Yes, we all need sleep for clarity, but your energy is a by-product of your passion, and this should always shine through… even when things go wrong at 3am.
Don’t strive for perfection
While Iron Man is arrogant, Super T – that’s my alter-ego by the way – is extremely impatient… And I’m always paying the price for it.
In fact, we probably would have launched three months earlier had I not overcomplicated things. Having X amount of features and changing an icon to blue (and then back to red) may seem important, but you have to be realistic with team targets and time frames.
Stick with a solid base and work towards it: everything else should go on the wish list. What is addictive and exciting about the digital world is that it is constantly evolving – you will never be done.
Don’t sell it all at once
You are excited about your product. You have so many cool features. Whatever their need, you have the solution.
Whilst this may be true, they simple can’t digest it all. You’d be amazed how many adjectives I can squeeze into a sentence about insydo. In fact, I have first-hand experience of how mortifying it is to be told by an investor to calm down.
It may be an old cliché that less is more, but when it comes to describing your product, it seems to be the case. We shared our USPs with our target audience and listened to what was important for them. Their feedback became the basis of our marketing.
Connect the dots
Critical to the success of your start-up is the ability to build bridges between the respective areas of your business.
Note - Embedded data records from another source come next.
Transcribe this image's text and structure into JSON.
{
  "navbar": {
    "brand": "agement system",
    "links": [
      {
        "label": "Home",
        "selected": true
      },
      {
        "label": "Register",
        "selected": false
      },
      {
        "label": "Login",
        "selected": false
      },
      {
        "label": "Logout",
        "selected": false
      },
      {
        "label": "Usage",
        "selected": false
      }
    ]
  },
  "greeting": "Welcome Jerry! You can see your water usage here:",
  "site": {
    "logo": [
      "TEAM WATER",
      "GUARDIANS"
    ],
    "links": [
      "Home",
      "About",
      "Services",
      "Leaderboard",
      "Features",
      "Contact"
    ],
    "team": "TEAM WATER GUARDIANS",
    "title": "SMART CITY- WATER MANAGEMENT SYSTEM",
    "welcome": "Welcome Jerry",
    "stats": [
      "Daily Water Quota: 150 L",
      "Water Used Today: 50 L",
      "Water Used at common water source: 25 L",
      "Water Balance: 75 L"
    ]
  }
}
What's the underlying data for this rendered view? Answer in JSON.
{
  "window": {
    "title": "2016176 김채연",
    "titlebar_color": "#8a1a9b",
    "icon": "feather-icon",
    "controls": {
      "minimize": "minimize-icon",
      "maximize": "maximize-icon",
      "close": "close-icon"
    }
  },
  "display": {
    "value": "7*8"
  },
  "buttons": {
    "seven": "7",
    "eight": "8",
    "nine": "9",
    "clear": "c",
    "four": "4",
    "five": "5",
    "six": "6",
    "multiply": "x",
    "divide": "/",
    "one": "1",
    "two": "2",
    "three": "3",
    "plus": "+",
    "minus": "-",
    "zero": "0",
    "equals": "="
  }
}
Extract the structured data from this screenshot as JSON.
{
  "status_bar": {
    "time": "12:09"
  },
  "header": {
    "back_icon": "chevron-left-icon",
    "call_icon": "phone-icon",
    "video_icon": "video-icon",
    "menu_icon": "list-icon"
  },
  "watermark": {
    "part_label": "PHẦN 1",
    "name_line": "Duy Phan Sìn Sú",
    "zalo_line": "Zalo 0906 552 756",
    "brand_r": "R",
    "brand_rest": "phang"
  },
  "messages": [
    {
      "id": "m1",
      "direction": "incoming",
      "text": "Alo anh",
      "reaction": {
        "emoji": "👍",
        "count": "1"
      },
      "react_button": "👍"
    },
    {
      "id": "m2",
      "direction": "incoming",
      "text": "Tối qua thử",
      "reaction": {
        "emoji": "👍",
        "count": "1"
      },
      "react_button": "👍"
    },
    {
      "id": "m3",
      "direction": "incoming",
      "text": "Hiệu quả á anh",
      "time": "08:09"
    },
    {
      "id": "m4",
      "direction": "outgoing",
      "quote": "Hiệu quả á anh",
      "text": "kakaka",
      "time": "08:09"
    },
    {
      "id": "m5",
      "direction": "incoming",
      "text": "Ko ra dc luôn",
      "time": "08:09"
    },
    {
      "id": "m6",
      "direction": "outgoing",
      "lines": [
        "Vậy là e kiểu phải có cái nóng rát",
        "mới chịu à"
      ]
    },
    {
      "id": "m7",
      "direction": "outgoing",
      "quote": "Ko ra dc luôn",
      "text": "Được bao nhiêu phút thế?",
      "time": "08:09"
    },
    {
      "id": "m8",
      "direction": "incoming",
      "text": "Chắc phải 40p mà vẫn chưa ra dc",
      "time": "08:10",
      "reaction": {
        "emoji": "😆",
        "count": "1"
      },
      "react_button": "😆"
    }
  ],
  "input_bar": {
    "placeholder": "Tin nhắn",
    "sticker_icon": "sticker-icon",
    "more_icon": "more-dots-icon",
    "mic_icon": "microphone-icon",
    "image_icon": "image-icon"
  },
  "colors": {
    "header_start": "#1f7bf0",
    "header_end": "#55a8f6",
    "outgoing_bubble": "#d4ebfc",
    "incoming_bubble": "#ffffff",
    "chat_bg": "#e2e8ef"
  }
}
If departments, or individuals, work in isolation, the detachment will lead to problems, whether between back-end and front-end or between the code and the content. Communication and cohesive strategies are essential to meeting your future goals and objectives.
Of course, this just scratches the surface of two years worth of self-learning, but it has been these key realisations that have crafted and moulded insydo thus far.
Top 10 tips for startupreneurs:
1. A startupreneur will create a company culture and cultivate a workplace that is conducive to success. Nothing should be below them; no task is too menial.
2. A startupreneur will assess how individuals respond to pressure; they will understand how to motivate and inspire confidence in every member of the team.
3. A startupreneur will exude a ravenous hunger to learn. They won’t have an answer for everything. Instead, they’ll place trust in their intuition and in the knowledge of their team.
4. A successful startupreneur will harness young talent by setting ambitious goals, creating opportunities for growth and surrounding themselves with a team of partners rather than employees.
5. A successful startupreneur will filter out the complainers and build a team of go-getters, a team of real-life smilers.
6. A startupreneur will prioritise, plan and project a composed exterior. They will show initiative and reassure their team that obstacles can be overcome with strategic direction.
7. A startupreneur will inject their team with momentum and energy. Trust me, it is contagious.
8. A startupreneur will get their product out there and track user behaviour via Google Analytics. After all, until launch, you are making a lot of assumptions.
9. A startupreneur will be selective in their marketing and reduce the risk of going off track or trying to emulate a big brand.
10. A startupreneur will embrace enterprise architecture; they’ll look at the bigger picture and adopt a holistic approach to company structure and strategy.
About Tanaz Dizadji:
As the founder and CEO of insydo, Tanaz uses her background in marketing, finance and tech to build a search-centric product that provides people with curated recommendations and the best businesses in the city.
Graduating with a BSc in Accounting and Finance from the University of Warwick, Tanaz started her career as a chartered accountant in investment management at PwC in London.
Before delving into the world of technology, Tanaz was the Director of Corporate Social Responsibility for Omnicom Media Group and led philanthropic and artistic projects for the Elephant Parade and START.